Corporations are usually seen not to be a part of civil society as defined above, though they (as well as governments) are often the focus of criticism and opposition by civil society groups.
Historical injustice is a wrong committed by an agent which, when committed, was legal but which is subsequently acknowledged by the perpetrator to be unjust.
Principle of compensation:
To compensate for the wrong done to V, P pays C to V.
Who is to be compensated, how and by whom?
In professing its guilt and offering compensation, a contemporary government or people recognises its identity across time and assumes collective responsibility for the injustice of its predecessors, even if those who perpetrated the injustice are dead.
‘[I]t would at first appear that there is no institution … other than the state that can take on collective responsibility’ (Spiliotis 2007, p. 55).
Corporations, too, perpetrate injustice.
Is it feasible that present owners of a corporation identify with the corporation’s past and collectively assume responsibility for past injustices committed by the corporation?
During World War II, corporations, e.g. Volkswagen, IG Farben, made use of forced (slave) labourperformed by inmates of labour or concentration camps.
Not all corporations which committed injustice in Hitler’s Germany were German. Examples:
Why did German companies help set up this initiative in 1999?
What was the historical identity that these firms were representing - German business in general?
‘Underlying this line of thinking was the path-breaking concept of private business as a continuous, long-standing and inter-generational association with moral duties’ (Spiliotis 2007, p. 59).
‘[T]he overwhelming majority of German business … did not take part in the initiative’ (ibid., p. 60).

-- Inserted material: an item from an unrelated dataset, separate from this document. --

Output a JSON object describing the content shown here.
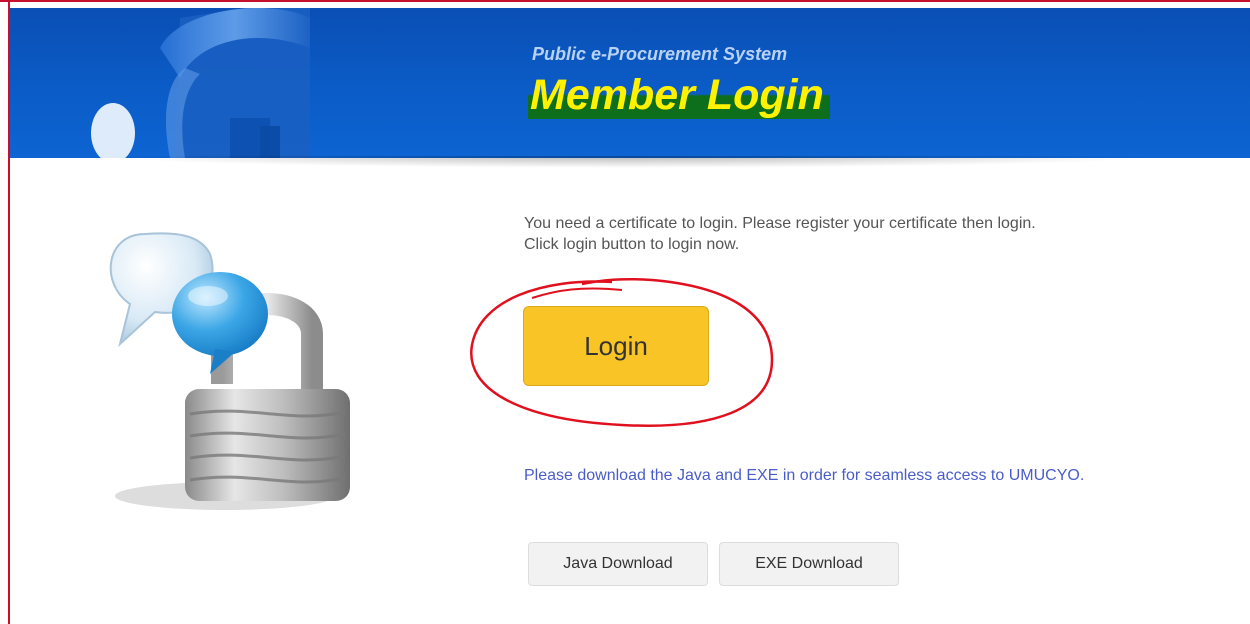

Some companies which did not exist before World War II did contribute to the fund. Many corporations (e.g. Swiss, Swedish, American) have embarked on no such initiative.
Does the Initiative mark a “venturing out” into “civil society” by corporations and what does this mean?